**Exercise goal**
Pictures excluded, return every entry exactly, please.

-------- Study material

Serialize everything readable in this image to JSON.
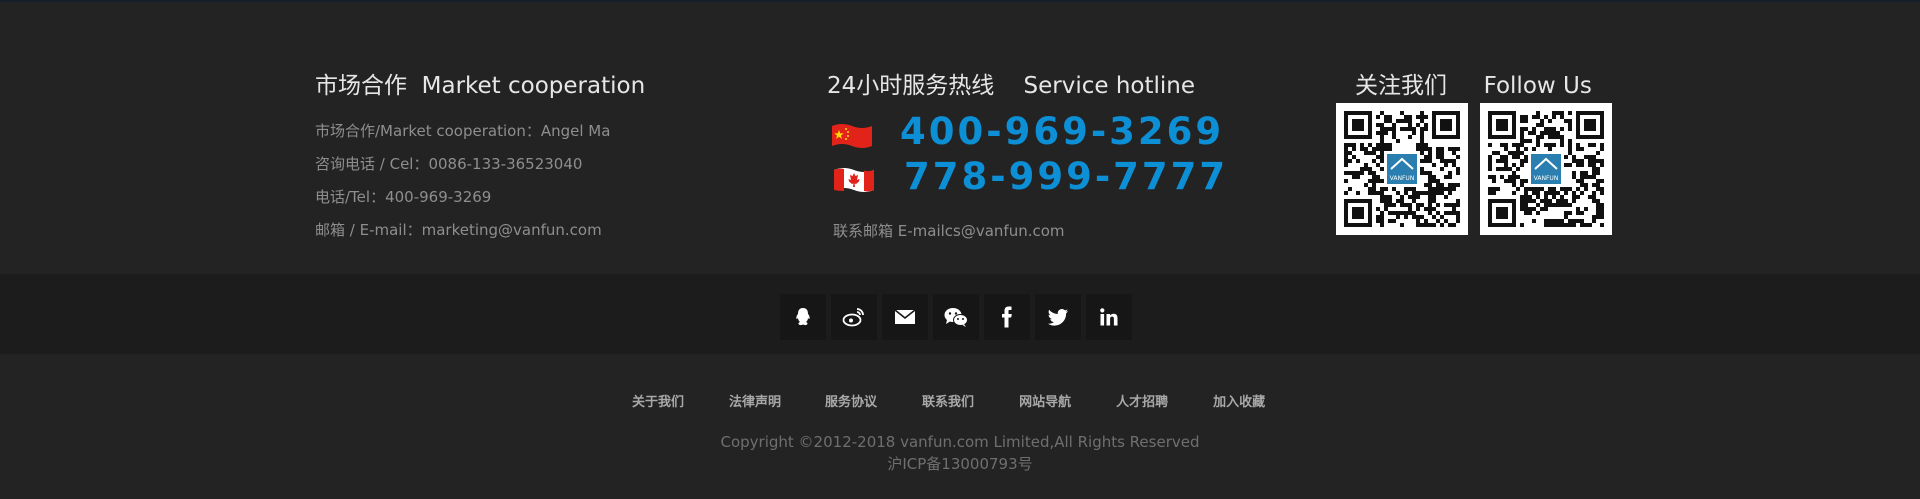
{
  "market": {
    "title_cn": "市场合作",
    "title_en": "Market cooperation",
    "lines": [
      "市场合作/Market cooperation：Angel Ma",
      "咨询电话 / Cel：0086-133-36523040",
      "电话/Tel：400-969-3269",
      "邮箱 / E-mail：marketing@vanfun.com"
    ]
  },
  "hotline": {
    "title_cn": "24小时服务热线",
    "title_en": "Service hotline",
    "phone_china": "400-969-3269",
    "phone_canada": "778-999-7777",
    "email": "联系邮箱 E-mailcs@vanfun.com"
  },
  "follow": {
    "title_cn": "关注我们",
    "title_en": "Follow Us",
    "qr_logo_text": "VANFUN"
  },
  "social": [
    "qq-icon",
    "weibo-icon",
    "mail-icon",
    "wechat-icon",
    "facebook-icon",
    "twitter-icon",
    "linkedin-icon"
  ],
  "nav": [
    "关于我们",
    "法律声明",
    "服务协议",
    "联系我们",
    "网站导航",
    "人才招聘",
    "加入收藏"
  ],
  "copyright": "Copyright ©2012-2018 vanfun.com Limited,All Rights Reserved",
  "icp": "沪ICP备13000793号",
  "colors": {
    "accent": "#0d8fd6",
    "background": "#232323",
    "band": "#1c1c1c"
  }
}
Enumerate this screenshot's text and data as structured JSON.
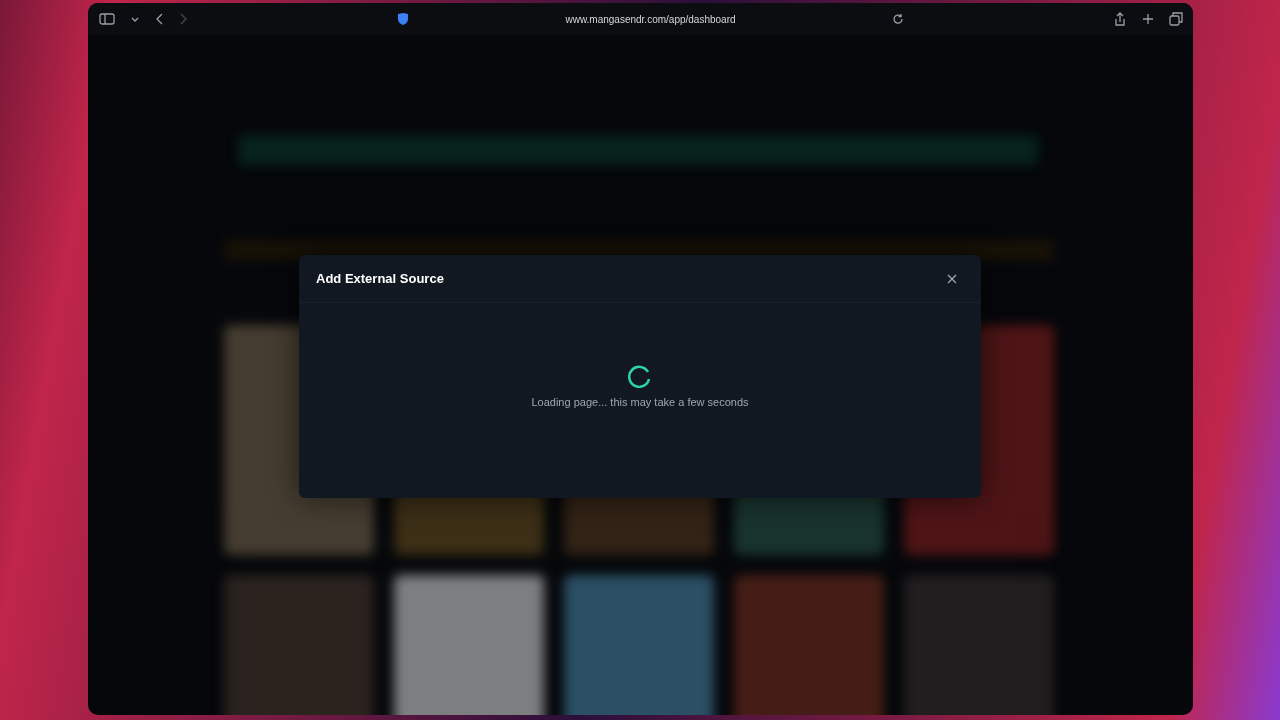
{
  "browser": {
    "url": "www.mangasendr.com/app/dashboard"
  },
  "modal": {
    "title": "Add External Source",
    "loading": true,
    "message": "Loading page... this may take a few seconds"
  }
}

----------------

**Answer space**
Serialize everything readable in this image to JSON.
{
  "market": {
    "title_cn": "市场合作",
    "title_en": "Market cooperation",
    "lines": [
      "市场合作/Market cooperation：Angel Ma",
      "咨询电话 / Cel：0086-133-36523040",
      "电话/Tel：400-969-3269",
      "邮箱 / E-mail：marketing@vanfun.com"
    ]
  },
  "hotline": {
    "title_cn": "24小时服务热线",
    "title_en": "Service hotline",
    "phone_china": "400-969-3269",
    "phone_canada": "778-999-7777",
    "email": "联系邮箱 E-mailcs@vanfun.com"
  },
  "follow": {
    "title_cn": "关注我们",
    "title_en": "Follow Us",
    "qr_logo_text": "VANFUN"
  },
  "social": [
    "qq-icon",
    "weibo-icon",
    "mail-icon",
    "wechat-icon",
    "facebook-icon",
    "twitter-icon",
    "linkedin-icon"
  ],
  "nav": [
    "关于我们",
    "法律声明",
    "服务协议",
    "联系我们",
    "网站导航",
    "人才招聘",
    "加入收藏"
  ],
  "copyright": "Copyright ©2012-2018 vanfun.com Limited,All Rights Reserved",
  "icp": "沪ICP备13000793号",
  "colors": {
    "accent": "#0d8fd6",
    "background": "#232323",
    "band": "#1c1c1c"
  }
}
Enumerate this screenshot's text and data as structured JSON.
{
  "browser": {
    "url": "www.mangasendr.com/app/dashboard"
  },
  "modal": {
    "title": "Add External Source",
    "loading": true,
    "message": "Loading page... this may take a few seconds"
  }
}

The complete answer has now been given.